- WHAT TO PRODUCE -
Print out every line of the listing below without alteration.

- INPUT FOR THIS TASK -
*** Begin section ***

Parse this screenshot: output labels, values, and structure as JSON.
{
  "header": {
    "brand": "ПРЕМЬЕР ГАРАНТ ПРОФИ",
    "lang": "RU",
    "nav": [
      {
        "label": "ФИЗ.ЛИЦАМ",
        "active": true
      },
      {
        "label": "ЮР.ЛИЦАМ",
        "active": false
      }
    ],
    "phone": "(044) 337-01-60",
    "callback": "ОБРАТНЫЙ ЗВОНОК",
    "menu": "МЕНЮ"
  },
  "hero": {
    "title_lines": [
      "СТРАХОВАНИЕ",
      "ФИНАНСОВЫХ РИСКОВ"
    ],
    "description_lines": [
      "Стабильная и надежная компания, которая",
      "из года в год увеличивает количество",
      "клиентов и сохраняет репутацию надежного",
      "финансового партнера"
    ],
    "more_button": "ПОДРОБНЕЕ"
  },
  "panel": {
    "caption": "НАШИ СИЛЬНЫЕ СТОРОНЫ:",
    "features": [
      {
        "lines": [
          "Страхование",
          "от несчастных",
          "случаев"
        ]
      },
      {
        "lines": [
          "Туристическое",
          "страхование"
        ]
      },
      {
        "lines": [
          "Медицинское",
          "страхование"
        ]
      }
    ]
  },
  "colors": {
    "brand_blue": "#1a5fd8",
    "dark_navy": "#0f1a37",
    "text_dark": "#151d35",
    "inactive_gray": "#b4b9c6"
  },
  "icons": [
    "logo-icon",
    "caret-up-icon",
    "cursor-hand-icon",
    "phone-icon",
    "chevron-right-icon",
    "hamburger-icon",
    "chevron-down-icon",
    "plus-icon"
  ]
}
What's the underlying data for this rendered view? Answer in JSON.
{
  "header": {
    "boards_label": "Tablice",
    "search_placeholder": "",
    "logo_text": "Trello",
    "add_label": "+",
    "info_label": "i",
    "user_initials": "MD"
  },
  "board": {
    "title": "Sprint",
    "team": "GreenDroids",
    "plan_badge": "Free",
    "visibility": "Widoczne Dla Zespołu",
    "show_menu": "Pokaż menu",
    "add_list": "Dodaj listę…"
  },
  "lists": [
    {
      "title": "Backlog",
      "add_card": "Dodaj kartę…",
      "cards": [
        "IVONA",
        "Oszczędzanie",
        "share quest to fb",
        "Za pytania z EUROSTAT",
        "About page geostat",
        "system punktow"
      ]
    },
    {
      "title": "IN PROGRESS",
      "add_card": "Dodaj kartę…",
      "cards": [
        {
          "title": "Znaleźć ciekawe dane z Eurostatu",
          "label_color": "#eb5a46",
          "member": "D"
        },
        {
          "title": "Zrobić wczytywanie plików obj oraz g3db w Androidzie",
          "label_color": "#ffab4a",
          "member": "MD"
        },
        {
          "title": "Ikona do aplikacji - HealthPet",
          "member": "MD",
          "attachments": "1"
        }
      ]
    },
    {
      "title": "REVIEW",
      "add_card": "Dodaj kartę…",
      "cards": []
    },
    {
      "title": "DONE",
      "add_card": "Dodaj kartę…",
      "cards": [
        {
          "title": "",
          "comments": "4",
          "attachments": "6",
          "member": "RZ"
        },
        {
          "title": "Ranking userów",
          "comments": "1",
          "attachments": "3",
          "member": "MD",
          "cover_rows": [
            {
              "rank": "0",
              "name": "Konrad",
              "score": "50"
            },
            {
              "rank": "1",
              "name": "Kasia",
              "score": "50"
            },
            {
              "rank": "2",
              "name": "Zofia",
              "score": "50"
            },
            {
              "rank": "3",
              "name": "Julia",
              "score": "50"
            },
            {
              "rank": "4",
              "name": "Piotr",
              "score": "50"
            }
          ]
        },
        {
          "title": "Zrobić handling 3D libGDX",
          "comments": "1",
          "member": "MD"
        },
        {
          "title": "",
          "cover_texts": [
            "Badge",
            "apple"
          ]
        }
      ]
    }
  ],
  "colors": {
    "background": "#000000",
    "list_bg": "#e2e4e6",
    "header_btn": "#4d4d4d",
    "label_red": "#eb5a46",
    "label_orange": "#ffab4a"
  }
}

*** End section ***

- PROBLEM SOLUTION -
Parse this screenshot: output labels, values, and structure as JSON.
{
  "header": {
    "brand": "ПРЕМЬЕР ГАРАНТ ПРОФИ",
    "lang": "RU",
    "nav": [
      {
        "label": "ФИЗ.ЛИЦАМ",
        "active": true
      },
      {
        "label": "ЮР.ЛИЦАМ",
        "active": false
      }
    ],
    "phone": "(044) 337-01-60",
    "callback": "ОБРАТНЫЙ ЗВОНОК",
    "menu": "МЕНЮ"
  },
  "hero": {
    "title_lines": [
      "СТРАХОВАНИЕ",
      "ФИНАНСОВЫХ РИСКОВ"
    ],
    "description_lines": [
      "Стабильная и надежная компания, которая",
      "из года в год увеличивает количество",
      "клиентов и сохраняет репутацию надежного",
      "финансового партнера"
    ],
    "more_button": "ПОДРОБНЕЕ"
  },
  "panel": {
    "caption": "НАШИ СИЛЬНЫЕ СТОРОНЫ:",
    "features": [
      {
        "lines": [
          "Страхование",
          "от несчастных",
          "случаев"
        ]
      },
      {
        "lines": [
          "Туристическое",
          "страхование"
        ]
      },
      {
        "lines": [
          "Медицинское",
          "страхование"
        ]
      }
    ]
  },
  "colors": {
    "brand_blue": "#1a5fd8",
    "dark_navy": "#0f1a37",
    "text_dark": "#151d35",
    "inactive_gray": "#b4b9c6"
  },
  "icons": [
    "logo-icon",
    "caret-up-icon",
    "cursor-hand-icon",
    "phone-icon",
    "chevron-right-icon",
    "hamburger-icon",
    "chevron-down-icon",
    "plus-icon"
  ]
}
What's the underlying data for this rendered view? Answer in JSON.
{
  "header": {
    "boards_label": "Tablice",
    "search_placeholder": "",
    "logo_text": "Trello",
    "add_label": "+",
    "info_label": "i",
    "user_initials": "MD"
  },
  "board": {
    "title": "Sprint",
    "team": "GreenDroids",
    "plan_badge": "Free",
    "visibility": "Widoczne Dla Zespołu",
    "show_menu": "Pokaż menu",
    "add_list": "Dodaj listę…"
  },
  "lists": [
    {
      "title": "Backlog",
      "add_card": "Dodaj kartę…",
      "cards": [
        "IVONA",
        "Oszczędzanie",
        "share quest to fb",
        "Za pytania z EUROSTAT",
        "About page geostat",
        "system punktow"
      ]
    },
    {
      "title": "IN PROGRESS",
      "add_card": "Dodaj kartę…",
      "cards": [
        {
          "title": "Znaleźć ciekawe dane z Eurostatu",
          "label_color": "#eb5a46",
          "member": "D"
        },
        {
          "title": "Zrobić wczytywanie plików obj oraz g3db w Androidzie",
          "label_color": "#ffab4a",
          "member": "MD"
        },
        {
          "title": "Ikona do aplikacji - HealthPet",
          "member": "MD",
          "attachments": "1"
        }
      ]
    },
    {
      "title": "REVIEW",
      "add_card": "Dodaj kartę…",
      "cards": []
    },
    {
      "title": "DONE",
      "add_card": "Dodaj kartę…",
      "cards": [
        {
          "title": "",
          "comments": "4",
          "attachments": "6",
          "member": "RZ"
        },
        {
          "title": "Ranking userów",
          "comments": "1",
          "attachments": "3",
          "member": "MD",
          "cover_rows": [
            {
              "rank": "0",
              "name": "Konrad",
              "score": "50"
            },
            {
              "rank": "1",
              "name": "Kasia",
              "score": "50"
            },
            {
              "rank": "2",
              "name": "Zofia",
              "score": "50"
            },
            {
              "rank": "3",
              "name": "Julia",
              "score": "50"
            },
            {
              "rank": "4",
              "name": "Piotr",
              "score": "50"
            }
          ]
        },
        {
          "title": "Zrobić handling 3D libGDX",
          "comments": "1",
          "member": "MD"
        },
        {
          "title": "",
          "cover_texts": [
            "Badge",
            "apple"
          ]
        }
      ]
    }
  ],
  "colors": {
    "background": "#000000",
    "list_bg": "#e2e4e6",
    "header_btn": "#4d4d4d",
    "label_red": "#eb5a46",
    "label_orange": "#ffab4a"
  }
}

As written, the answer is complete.